EXERCISE AIM:
Could you retype the listing beneath, keeping each line exactly as it is?
··· DATASET RECORDS ···
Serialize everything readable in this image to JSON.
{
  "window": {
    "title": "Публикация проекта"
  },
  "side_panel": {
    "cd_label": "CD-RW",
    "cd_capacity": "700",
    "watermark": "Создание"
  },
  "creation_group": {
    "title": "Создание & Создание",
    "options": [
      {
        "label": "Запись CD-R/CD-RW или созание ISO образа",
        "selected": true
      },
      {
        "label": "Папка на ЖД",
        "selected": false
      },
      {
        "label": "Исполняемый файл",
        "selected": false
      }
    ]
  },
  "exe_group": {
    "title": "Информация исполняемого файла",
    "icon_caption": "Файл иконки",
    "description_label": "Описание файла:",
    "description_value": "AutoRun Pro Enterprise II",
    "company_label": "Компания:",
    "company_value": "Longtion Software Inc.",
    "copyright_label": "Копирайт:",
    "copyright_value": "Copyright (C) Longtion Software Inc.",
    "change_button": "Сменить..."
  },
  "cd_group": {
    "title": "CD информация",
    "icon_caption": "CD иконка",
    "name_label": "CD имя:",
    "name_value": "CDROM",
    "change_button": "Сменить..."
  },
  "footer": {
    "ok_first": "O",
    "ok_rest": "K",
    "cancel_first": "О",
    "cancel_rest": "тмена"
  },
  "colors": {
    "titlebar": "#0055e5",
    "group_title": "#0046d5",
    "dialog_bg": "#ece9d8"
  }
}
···
RESPONSE TO THE TASK:
Serialize everything readable in this image to JSON.
{
  "window": {
    "title": "Публикация проекта"
  },
  "side_panel": {
    "cd_label": "CD-RW",
    "cd_capacity": "700",
    "watermark": "Создание"
  },
  "creation_group": {
    "title": "Создание & Создание",
    "options": [
      {
        "label": "Запись CD-R/CD-RW или созание ISO образа",
        "selected": true
      },
      {
        "label": "Папка на ЖД",
        "selected": false
      },
      {
        "label": "Исполняемый файл",
        "selected": false
      }
    ]
  },
  "exe_group": {
    "title": "Информация исполняемого файла",
    "icon_caption": "Файл иконки",
    "description_label": "Описание файла:",
    "description_value": "AutoRun Pro Enterprise II",
    "company_label": "Компания:",
    "company_value": "Longtion Software Inc.",
    "copyright_label": "Копирайт:",
    "copyright_value": "Copyright (C) Longtion Software Inc.",
    "change_button": "Сменить..."
  },
  "cd_group": {
    "title": "CD информация",
    "icon_caption": "CD иконка",
    "name_label": "CD имя:",
    "name_value": "CDROM",
    "change_button": "Сменить..."
  },
  "footer": {
    "ok_first": "O",
    "ok_rest": "K",
    "cancel_first": "О",
    "cancel_rest": "тмена"
  },
  "colors": {
    "titlebar": "#0055e5",
    "group_title": "#0046d5",
    "dialog_bg": "#ece9d8"
  }
}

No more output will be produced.